Almost everyone has had sore, irritated eyes at one time or another. But if the pain and redness just won’t go away, you may have “dry eye” condition.
Normally, when you blink, tears wash smoothly across your cornea, the clear outside part of the eye. Your tears have three layers: an outer oily sheet, a middle watery layer, and an inner mucous film. The oily layer keeps the surface of the tears smooth and protects the water layer from drying out too quickly. The job of the water is to wash away foreign materials that may end up in your eye. But the watery layer could not stick to your eye without the help of the mucus, which spreads the tears across the eye and keeps the eye surface moist. After moving across your eye, excess tears are drained away by small ducts at the inner corners of your eyelids.
Dry eye happens in two ways–either the eye doesn’t make enough tears or something affects one or more of the tear layers. Many people experience dry eyes as they age, and women are often affected due to the hormonal changes of menopause. Other causes of dry eye condition include medications such as antihistamines and blood pressure drugs, medical conditions such as diabetes and eye infections, long-term use of contact lenses, and environmental factors including smoke and dry wind. Staring at a computer screen without blinking may also cause dry eye.
For most people, the main symptoms of dry eye are having eyes that
- sting and burn
- are red and irritated
- feel scratchy or gritty
- have mucus strings
- water excessively, without pain relief.
Your eye doctor will perform an eye exam, including completion of a medical history, assessment of your eyes, and measurement of tear quantity and quality. Based on this information, your doctor will determine the most effective treatment for your condition.

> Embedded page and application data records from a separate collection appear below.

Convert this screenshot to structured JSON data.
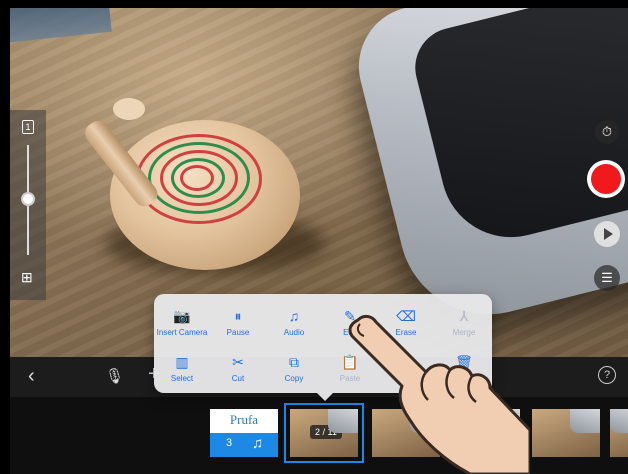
{
  "preview": {
    "label": "camera-preview"
  },
  "toolbar": {
    "back": "‹",
    "mic": "🎙",
    "plus": "+",
    "help": "?"
  },
  "timeline": {
    "title_clip": {
      "text": "Prufa",
      "number": "3",
      "icon": "music-note-icon"
    },
    "selected_clip_badge": "2 / 11"
  },
  "menu": {
    "row1": [
      {
        "label": "Insert Camera",
        "icon": "camera-icon",
        "glyph": "📷",
        "enabled": true
      },
      {
        "label": "Pause",
        "icon": "pause-icon",
        "glyph": "⏸",
        "enabled": true
      },
      {
        "label": "Audio",
        "icon": "music-note-icon",
        "glyph": "♫",
        "enabled": true
      },
      {
        "label": "Edit",
        "icon": "pencil-icon",
        "glyph": "✎",
        "enabled": true
      },
      {
        "label": "Erase",
        "icon": "eraser-icon",
        "glyph": "⌫",
        "enabled": true
      },
      {
        "label": "Merge",
        "icon": "merge-icon",
        "glyph": "⅄",
        "enabled": false
      }
    ],
    "row2": [
      {
        "label": "Select",
        "icon": "select-icon",
        "glyph": "▥",
        "enabled": true
      },
      {
        "label": "Cut",
        "icon": "scissors-icon",
        "glyph": "✂",
        "enabled": true
      },
      {
        "label": "Copy",
        "icon": "copy-icon",
        "glyph": "⧉",
        "enabled": true
      },
      {
        "label": "Paste",
        "icon": "paste-icon",
        "glyph": "📋",
        "enabled": false
      },
      {
        "label": "",
        "icon": "hidden-icon",
        "glyph": "",
        "enabled": true
      },
      {
        "label": "",
        "icon": "trash-icon",
        "glyph": "🗑",
        "enabled": true
      }
    ]
  },
  "colors": {
    "accent": "#1e6fe0",
    "record": "#f2191c",
    "menu_bg": "#e8e8ea"
  }
}
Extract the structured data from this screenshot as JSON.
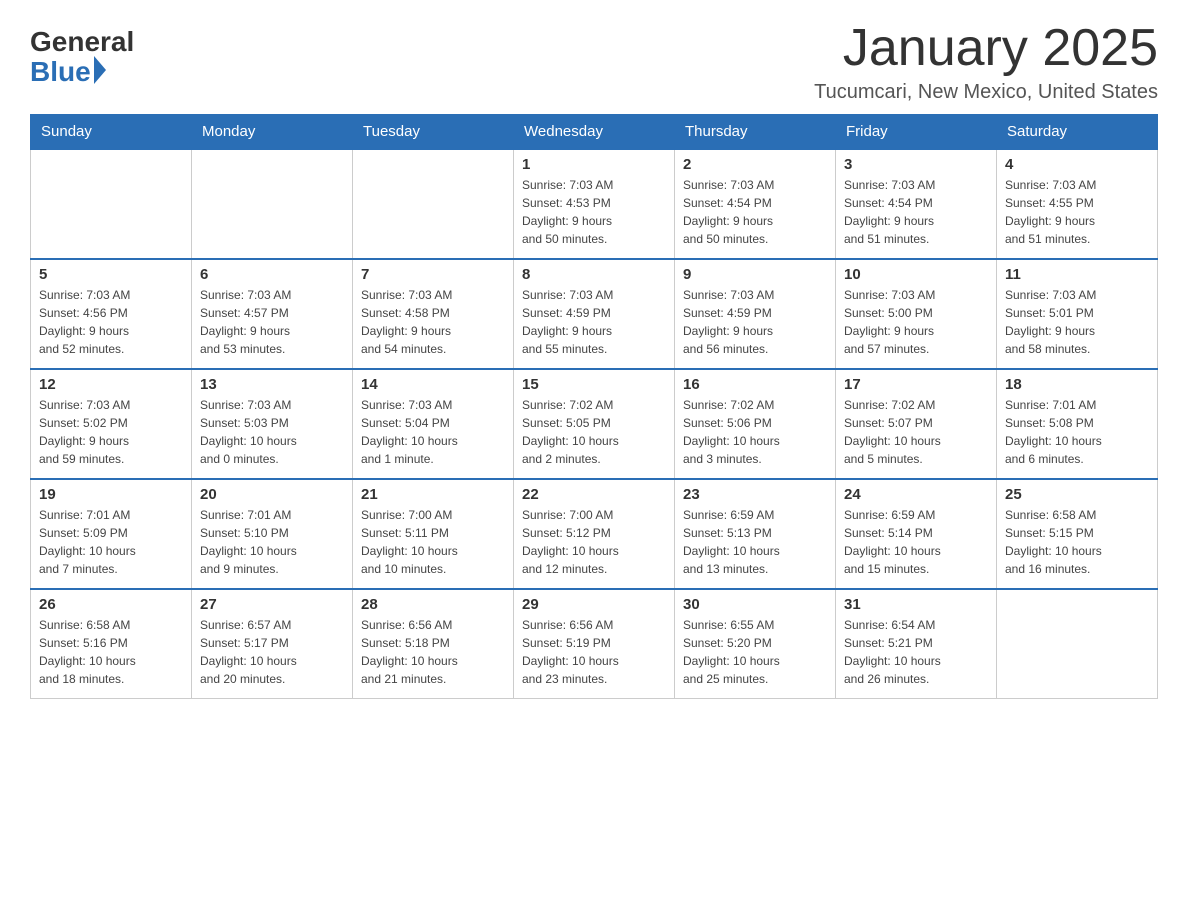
{
  "logo": {
    "general_text": "General",
    "blue_text": "Blue"
  },
  "header": {
    "title": "January 2025",
    "subtitle": "Tucumcari, New Mexico, United States"
  },
  "weekdays": [
    "Sunday",
    "Monday",
    "Tuesday",
    "Wednesday",
    "Thursday",
    "Friday",
    "Saturday"
  ],
  "weeks": [
    [
      {
        "day": "",
        "info": ""
      },
      {
        "day": "",
        "info": ""
      },
      {
        "day": "",
        "info": ""
      },
      {
        "day": "1",
        "info": "Sunrise: 7:03 AM\nSunset: 4:53 PM\nDaylight: 9 hours\nand 50 minutes."
      },
      {
        "day": "2",
        "info": "Sunrise: 7:03 AM\nSunset: 4:54 PM\nDaylight: 9 hours\nand 50 minutes."
      },
      {
        "day": "3",
        "info": "Sunrise: 7:03 AM\nSunset: 4:54 PM\nDaylight: 9 hours\nand 51 minutes."
      },
      {
        "day": "4",
        "info": "Sunrise: 7:03 AM\nSunset: 4:55 PM\nDaylight: 9 hours\nand 51 minutes."
      }
    ],
    [
      {
        "day": "5",
        "info": "Sunrise: 7:03 AM\nSunset: 4:56 PM\nDaylight: 9 hours\nand 52 minutes."
      },
      {
        "day": "6",
        "info": "Sunrise: 7:03 AM\nSunset: 4:57 PM\nDaylight: 9 hours\nand 53 minutes."
      },
      {
        "day": "7",
        "info": "Sunrise: 7:03 AM\nSunset: 4:58 PM\nDaylight: 9 hours\nand 54 minutes."
      },
      {
        "day": "8",
        "info": "Sunrise: 7:03 AM\nSunset: 4:59 PM\nDaylight: 9 hours\nand 55 minutes."
      },
      {
        "day": "9",
        "info": "Sunrise: 7:03 AM\nSunset: 4:59 PM\nDaylight: 9 hours\nand 56 minutes."
      },
      {
        "day": "10",
        "info": "Sunrise: 7:03 AM\nSunset: 5:00 PM\nDaylight: 9 hours\nand 57 minutes."
      },
      {
        "day": "11",
        "info": "Sunrise: 7:03 AM\nSunset: 5:01 PM\nDaylight: 9 hours\nand 58 minutes."
      }
    ],
    [
      {
        "day": "12",
        "info": "Sunrise: 7:03 AM\nSunset: 5:02 PM\nDaylight: 9 hours\nand 59 minutes."
      },
      {
        "day": "13",
        "info": "Sunrise: 7:03 AM\nSunset: 5:03 PM\nDaylight: 10 hours\nand 0 minutes."
      },
      {
        "day": "14",
        "info": "Sunrise: 7:03 AM\nSunset: 5:04 PM\nDaylight: 10 hours\nand 1 minute."
      },
      {
        "day": "15",
        "info": "Sunrise: 7:02 AM\nSunset: 5:05 PM\nDaylight: 10 hours\nand 2 minutes."
      },
      {
        "day": "16",
        "info": "Sunrise: 7:02 AM\nSunset: 5:06 PM\nDaylight: 10 hours\nand 3 minutes."
      },
      {
        "day": "17",
        "info": "Sunrise: 7:02 AM\nSunset: 5:07 PM\nDaylight: 10 hours\nand 5 minutes."
      },
      {
        "day": "18",
        "info": "Sunrise: 7:01 AM\nSunset: 5:08 PM\nDaylight: 10 hours\nand 6 minutes."
      }
    ],
    [
      {
        "day": "19",
        "info": "Sunrise: 7:01 AM\nSunset: 5:09 PM\nDaylight: 10 hours\nand 7 minutes."
      },
      {
        "day": "20",
        "info": "Sunrise: 7:01 AM\nSunset: 5:10 PM\nDaylight: 10 hours\nand 9 minutes."
      },
      {
        "day": "21",
        "info": "Sunrise: 7:00 AM\nSunset: 5:11 PM\nDaylight: 10 hours\nand 10 minutes."
      },
      {
        "day": "22",
        "info": "Sunrise: 7:00 AM\nSunset: 5:12 PM\nDaylight: 10 hours\nand 12 minutes."
      },
      {
        "day": "23",
        "info": "Sunrise: 6:59 AM\nSunset: 5:13 PM\nDaylight: 10 hours\nand 13 minutes."
      },
      {
        "day": "24",
        "info": "Sunrise: 6:59 AM\nSunset: 5:14 PM\nDaylight: 10 hours\nand 15 minutes."
      },
      {
        "day": "25",
        "info": "Sunrise: 6:58 AM\nSunset: 5:15 PM\nDaylight: 10 hours\nand 16 minutes."
      }
    ],
    [
      {
        "day": "26",
        "info": "Sunrise: 6:58 AM\nSunset: 5:16 PM\nDaylight: 10 hours\nand 18 minutes."
      },
      {
        "day": "27",
        "info": "Sunrise: 6:57 AM\nSunset: 5:17 PM\nDaylight: 10 hours\nand 20 minutes."
      },
      {
        "day": "28",
        "info": "Sunrise: 6:56 AM\nSunset: 5:18 PM\nDaylight: 10 hours\nand 21 minutes."
      },
      {
        "day": "29",
        "info": "Sunrise: 6:56 AM\nSunset: 5:19 PM\nDaylight: 10 hours\nand 23 minutes."
      },
      {
        "day": "30",
        "info": "Sunrise: 6:55 AM\nSunset: 5:20 PM\nDaylight: 10 hours\nand 25 minutes."
      },
      {
        "day": "31",
        "info": "Sunrise: 6:54 AM\nSunset: 5:21 PM\nDaylight: 10 hours\nand 26 minutes."
      },
      {
        "day": "",
        "info": ""
      }
    ]
  ]
}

Dry eye treatment focuses on adding tears, saving tears, and treating underlying conditions. To add tears, your eye doctor may prescribe over-the-counter artificial tear solutions; if artificial tears are not enough, the doctor may give you eye medication that increases your tear production. To conserve tears, tiny silicone or gel plugs called punctal plugs may be put into your tear ducts to slow tear drainage. These can be removed later, if desired. If an eye infection is causing your dry eye, your doctor will treat that condition.
To reduce the symptoms of dry eye at home, remember to blink regularly when reading or working at the computer, increase the humidity in your house or office, drink water to avoid dehydration, and wear sunglasses outdoors to decrease wind and sun exposure.
If you have questions about dry eye or need to schedule an appointment, contact us today!